Alissa Bonneville is behind the courses, which she gives through Airbnb. She told CJAD 800's Natasha Hall that our version of the French language — often known as joual, a bastardization of the French word for horse (cheval) — has a uniqueness she thinks tourists would find enlightening.

"It's definitely not just the swearing," Bonneville says. "I've been researching our history, and I'm just so in love with the way we speak, and the different expressions and intonations. So I decided to do an experience that's about Quebec language and culture. It's a three-part experience, and the second part is swearing. It's so part of the way that we speak in our everyday language, that I've dedicated a whole segment of our experience to it."

Bonneville points out to the tourists that many Québécois swear words — the French words for host, chalice and tabernacle, for instance — are religious-based, and part of what she imparts to the tourists she meets with is the history of French Quebecers' relationship to the Catholic Church, and with English-Canadian Protestants.

"This is the root of how we use les sacres...it evolved from our history with the Catholic Church."

As part of her attempts to establish historical context, Bonneville will also touch on things like the introduction of Bill 101 and the 1995 sovereignty referendum.

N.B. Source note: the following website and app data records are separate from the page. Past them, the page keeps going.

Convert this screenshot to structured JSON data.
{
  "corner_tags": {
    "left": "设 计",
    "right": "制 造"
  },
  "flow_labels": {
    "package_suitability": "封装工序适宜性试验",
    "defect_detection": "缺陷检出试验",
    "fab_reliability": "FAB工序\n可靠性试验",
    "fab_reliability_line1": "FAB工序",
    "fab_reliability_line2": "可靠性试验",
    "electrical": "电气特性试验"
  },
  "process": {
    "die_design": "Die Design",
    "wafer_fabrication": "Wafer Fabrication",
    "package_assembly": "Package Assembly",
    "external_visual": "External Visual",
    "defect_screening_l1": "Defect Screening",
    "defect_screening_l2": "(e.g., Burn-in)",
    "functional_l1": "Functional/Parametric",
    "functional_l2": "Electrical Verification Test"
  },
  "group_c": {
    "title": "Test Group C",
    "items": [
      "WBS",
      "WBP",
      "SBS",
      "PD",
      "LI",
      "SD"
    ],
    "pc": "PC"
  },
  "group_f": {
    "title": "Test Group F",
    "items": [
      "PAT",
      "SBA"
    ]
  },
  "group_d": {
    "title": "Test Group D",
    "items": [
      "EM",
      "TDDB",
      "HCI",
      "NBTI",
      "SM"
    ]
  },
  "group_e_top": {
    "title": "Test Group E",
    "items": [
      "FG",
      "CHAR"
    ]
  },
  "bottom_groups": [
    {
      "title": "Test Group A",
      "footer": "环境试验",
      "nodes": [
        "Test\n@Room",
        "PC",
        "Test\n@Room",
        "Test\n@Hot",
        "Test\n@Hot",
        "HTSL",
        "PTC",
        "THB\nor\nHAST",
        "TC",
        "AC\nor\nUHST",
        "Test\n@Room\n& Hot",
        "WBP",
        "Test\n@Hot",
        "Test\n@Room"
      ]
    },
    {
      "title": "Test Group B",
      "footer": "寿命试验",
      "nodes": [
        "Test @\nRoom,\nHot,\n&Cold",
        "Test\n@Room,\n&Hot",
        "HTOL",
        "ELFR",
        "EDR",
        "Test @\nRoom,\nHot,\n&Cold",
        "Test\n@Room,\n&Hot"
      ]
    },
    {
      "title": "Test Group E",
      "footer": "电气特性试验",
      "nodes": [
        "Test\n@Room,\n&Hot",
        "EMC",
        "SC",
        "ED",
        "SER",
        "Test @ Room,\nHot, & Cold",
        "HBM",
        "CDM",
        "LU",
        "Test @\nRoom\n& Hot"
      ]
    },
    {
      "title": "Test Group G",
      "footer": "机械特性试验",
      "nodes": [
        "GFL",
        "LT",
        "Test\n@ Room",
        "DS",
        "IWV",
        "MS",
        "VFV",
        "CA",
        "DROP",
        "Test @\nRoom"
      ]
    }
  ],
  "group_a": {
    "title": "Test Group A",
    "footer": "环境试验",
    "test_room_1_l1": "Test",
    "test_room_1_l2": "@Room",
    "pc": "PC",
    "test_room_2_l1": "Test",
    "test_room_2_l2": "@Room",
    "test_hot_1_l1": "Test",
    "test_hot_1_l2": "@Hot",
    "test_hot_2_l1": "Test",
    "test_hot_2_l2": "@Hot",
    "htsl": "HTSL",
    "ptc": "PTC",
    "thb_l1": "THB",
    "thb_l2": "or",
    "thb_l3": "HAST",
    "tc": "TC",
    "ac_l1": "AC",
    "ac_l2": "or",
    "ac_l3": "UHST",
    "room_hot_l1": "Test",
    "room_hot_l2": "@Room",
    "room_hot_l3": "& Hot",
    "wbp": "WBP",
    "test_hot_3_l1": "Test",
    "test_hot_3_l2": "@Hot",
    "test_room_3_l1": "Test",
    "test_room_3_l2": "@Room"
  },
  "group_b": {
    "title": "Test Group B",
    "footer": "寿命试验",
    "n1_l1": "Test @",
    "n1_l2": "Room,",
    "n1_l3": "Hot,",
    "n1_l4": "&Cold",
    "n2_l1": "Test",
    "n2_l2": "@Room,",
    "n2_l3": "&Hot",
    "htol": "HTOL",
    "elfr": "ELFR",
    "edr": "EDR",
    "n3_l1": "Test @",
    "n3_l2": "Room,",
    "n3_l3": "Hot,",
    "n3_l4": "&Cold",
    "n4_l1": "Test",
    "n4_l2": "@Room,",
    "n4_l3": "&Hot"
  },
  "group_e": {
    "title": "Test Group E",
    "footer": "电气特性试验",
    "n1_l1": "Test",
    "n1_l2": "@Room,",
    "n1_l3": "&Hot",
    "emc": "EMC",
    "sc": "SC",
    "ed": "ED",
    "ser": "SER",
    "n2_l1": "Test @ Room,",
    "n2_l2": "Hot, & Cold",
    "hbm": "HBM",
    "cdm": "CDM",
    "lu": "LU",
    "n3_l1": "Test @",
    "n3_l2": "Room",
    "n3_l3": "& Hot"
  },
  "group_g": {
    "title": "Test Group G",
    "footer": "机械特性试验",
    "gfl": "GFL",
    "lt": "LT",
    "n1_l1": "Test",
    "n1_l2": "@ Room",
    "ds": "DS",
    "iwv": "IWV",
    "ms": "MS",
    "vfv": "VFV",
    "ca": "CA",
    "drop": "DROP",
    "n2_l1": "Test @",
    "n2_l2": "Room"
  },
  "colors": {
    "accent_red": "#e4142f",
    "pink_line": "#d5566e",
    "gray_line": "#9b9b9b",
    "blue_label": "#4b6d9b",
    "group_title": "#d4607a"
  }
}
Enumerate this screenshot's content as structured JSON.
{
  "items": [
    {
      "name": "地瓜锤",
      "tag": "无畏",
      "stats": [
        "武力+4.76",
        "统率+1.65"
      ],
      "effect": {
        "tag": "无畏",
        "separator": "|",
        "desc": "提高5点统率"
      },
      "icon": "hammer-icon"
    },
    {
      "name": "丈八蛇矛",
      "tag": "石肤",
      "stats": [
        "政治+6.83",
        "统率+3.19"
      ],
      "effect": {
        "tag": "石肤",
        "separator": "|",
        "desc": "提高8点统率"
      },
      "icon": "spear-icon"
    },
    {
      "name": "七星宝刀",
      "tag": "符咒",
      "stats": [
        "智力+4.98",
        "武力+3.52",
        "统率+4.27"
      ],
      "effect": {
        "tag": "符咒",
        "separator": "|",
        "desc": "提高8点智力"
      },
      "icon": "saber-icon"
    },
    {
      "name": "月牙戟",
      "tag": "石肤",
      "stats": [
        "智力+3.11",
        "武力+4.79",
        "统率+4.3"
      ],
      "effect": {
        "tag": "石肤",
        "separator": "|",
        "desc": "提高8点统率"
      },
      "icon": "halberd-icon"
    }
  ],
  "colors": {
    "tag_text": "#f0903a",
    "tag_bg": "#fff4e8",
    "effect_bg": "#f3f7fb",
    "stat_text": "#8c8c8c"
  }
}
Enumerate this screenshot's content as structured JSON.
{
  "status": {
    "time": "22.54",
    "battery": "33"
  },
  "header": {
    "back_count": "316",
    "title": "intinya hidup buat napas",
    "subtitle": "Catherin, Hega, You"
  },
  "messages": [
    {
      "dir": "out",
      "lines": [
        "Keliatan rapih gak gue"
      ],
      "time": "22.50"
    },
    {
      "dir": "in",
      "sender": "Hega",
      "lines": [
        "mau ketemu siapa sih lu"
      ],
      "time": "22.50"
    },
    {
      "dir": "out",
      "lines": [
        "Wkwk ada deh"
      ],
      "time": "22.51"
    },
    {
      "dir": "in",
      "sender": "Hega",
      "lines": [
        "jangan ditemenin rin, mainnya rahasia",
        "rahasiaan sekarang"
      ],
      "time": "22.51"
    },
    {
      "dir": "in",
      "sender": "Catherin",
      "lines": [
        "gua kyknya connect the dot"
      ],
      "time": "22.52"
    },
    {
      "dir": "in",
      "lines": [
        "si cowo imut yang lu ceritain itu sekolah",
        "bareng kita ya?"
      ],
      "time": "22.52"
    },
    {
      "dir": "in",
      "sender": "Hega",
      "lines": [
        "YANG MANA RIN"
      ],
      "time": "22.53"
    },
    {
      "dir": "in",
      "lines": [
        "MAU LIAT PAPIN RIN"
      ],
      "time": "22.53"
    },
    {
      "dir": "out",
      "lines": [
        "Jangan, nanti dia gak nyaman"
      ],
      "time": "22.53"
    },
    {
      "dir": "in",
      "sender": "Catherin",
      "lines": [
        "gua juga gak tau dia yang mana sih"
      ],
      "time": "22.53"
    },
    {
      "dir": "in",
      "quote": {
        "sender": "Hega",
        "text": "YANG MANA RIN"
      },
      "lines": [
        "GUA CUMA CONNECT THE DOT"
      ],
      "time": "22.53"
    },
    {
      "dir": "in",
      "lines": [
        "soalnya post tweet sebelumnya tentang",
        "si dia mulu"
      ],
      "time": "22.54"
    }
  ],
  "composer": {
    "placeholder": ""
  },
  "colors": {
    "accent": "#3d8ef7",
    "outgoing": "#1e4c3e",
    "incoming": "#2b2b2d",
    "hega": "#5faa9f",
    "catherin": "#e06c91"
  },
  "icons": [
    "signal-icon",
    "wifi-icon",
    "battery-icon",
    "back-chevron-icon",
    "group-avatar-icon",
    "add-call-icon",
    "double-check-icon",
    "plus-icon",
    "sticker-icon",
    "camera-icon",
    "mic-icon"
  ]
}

The lessons, which usually go for $18 a pop, draw people from around the world, including many Americans, and many French, Belgian and Swiss francophones, for whom joual is a colorful version of the French language they know.

She has held the lessons in poutine shops like La Banquise and Frite Alors! At one point, one of her groups was forced out of La Banquise because the swearing was bothering other customers, so at one point, she and her charges ordered takeout and moved the lessons to Lafontaine Park, over on the next block.